Single-celled yeast has several advantages to be a culture host such as easy, quick and economic, and able to perform post-translational modification for eukaryotic membrane protein. Creative Biostructure has developed several strategies to improve yields per cell through optimizing the expression plasmid, host cell and culture conditions.
• Mempro™ Glycolipid Transfer Protein Production using Insect Cells System
Mempro™ protein production using insect cells system can not only increase the expression level but also reduce the truncated proteins compared to E. coli system， according to similar codon usage rules. Our innovational insect cells system based on baculovirus is advanced in several aspects as below:
• Easy scale-up;
• High membrane protein yield;
• Proper folding and post translation modifications;
• Use of cell lines ideal for suspension culture.
• Mempro™ Glycolipid Transfer Protein Production using Bacterial Cells System
Escherichia coli (E. coli) is the one of most widely applied bacterial host for membrane protein production. Optimized Lemo21 (DE3) strain is the culture host for our Mempro™ protein production in bacterial cells system. The target membrane protein encoding gene is located on a pET vector governed by the T7lac promoter. Membrane proteins are expressed as C-terminal GFP fusion protein as a result.
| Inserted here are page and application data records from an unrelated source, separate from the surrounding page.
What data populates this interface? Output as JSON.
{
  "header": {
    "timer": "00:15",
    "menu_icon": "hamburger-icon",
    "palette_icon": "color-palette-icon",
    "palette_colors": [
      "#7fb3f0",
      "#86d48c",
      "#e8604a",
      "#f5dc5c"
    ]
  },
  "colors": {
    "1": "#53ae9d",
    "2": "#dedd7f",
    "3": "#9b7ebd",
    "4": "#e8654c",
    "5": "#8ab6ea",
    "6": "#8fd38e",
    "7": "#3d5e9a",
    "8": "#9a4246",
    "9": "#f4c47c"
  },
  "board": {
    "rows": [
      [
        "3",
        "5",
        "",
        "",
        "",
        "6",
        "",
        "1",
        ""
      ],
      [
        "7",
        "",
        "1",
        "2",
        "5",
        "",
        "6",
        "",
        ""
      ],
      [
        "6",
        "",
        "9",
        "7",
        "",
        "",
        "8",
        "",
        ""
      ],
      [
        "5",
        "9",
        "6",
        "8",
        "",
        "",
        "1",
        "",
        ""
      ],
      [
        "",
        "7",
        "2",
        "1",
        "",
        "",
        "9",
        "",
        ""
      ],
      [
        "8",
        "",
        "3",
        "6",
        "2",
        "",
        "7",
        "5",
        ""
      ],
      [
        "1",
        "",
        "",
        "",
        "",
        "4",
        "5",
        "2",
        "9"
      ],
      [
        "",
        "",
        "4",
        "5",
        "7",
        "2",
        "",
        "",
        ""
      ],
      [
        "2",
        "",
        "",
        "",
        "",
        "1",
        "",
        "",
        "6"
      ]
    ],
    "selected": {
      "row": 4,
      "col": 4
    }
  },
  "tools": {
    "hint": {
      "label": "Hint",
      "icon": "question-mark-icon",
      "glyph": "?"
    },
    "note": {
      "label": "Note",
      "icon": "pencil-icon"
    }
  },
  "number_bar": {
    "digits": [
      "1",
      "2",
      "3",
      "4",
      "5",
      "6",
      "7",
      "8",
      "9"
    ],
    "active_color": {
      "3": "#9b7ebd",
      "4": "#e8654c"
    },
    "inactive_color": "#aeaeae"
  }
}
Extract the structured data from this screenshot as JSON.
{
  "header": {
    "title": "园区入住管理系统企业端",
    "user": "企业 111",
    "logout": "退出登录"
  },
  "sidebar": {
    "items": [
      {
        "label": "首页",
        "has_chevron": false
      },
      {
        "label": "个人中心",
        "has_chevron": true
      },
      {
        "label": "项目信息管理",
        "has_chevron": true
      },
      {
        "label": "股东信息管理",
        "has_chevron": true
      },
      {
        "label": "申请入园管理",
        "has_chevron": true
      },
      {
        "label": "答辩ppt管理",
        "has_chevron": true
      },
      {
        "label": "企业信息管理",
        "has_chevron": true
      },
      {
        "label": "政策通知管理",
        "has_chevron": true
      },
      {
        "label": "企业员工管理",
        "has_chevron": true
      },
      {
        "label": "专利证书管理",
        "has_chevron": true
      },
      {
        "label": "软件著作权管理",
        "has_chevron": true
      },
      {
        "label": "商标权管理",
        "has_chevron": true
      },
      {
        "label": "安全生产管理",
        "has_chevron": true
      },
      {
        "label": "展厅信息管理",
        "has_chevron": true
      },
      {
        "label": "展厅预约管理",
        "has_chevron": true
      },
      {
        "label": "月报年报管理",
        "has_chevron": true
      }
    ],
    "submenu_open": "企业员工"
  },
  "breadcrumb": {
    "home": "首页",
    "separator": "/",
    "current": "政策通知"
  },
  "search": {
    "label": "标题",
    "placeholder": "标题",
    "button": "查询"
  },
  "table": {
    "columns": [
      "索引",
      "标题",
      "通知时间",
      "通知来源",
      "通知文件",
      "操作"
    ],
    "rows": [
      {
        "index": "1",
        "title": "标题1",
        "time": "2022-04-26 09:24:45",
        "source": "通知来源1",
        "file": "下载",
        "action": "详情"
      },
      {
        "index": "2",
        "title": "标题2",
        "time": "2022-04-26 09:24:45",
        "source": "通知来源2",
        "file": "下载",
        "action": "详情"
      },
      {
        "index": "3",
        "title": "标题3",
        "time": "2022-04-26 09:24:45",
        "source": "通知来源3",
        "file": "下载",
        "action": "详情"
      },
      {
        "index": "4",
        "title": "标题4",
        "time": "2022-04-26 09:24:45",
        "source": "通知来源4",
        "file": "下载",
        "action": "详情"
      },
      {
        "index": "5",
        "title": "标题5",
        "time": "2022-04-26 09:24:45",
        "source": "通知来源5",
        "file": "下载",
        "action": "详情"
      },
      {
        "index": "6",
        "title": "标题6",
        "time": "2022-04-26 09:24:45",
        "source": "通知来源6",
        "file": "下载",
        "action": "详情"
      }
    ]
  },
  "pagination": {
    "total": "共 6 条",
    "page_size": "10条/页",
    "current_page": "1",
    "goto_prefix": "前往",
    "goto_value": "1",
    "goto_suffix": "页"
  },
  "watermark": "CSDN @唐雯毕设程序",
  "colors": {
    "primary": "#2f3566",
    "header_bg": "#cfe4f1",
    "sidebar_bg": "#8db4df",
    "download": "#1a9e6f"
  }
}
Creative Biostructure can conduct high-yield glycolipid transfer protein production by Mempro™ cell-based protein production services including expression, isolation, purification and crystallization.
We provide an array of Mempro™ membrane protein production services. Please feel free to contact us for a detailed quote.
P. Mattjus. (2016). Specificity of the mammalian glycolipid transfer proteins. Chemistry and Physics of Lipids, 194: 72-78.
M. A. Kjellberg, et al. (2014). Alternation in the Glycolipid Transfer Protein Expression Causes Changes in the Cellular Lipidome. Plos One, 9(5): e97263.
V. R. Samygina, et al. (2011). Enhanced Selectivity for Sulfatide by Engineered Human Glycolipid Transfer Protein. Structure, 19(11): 1644–1654.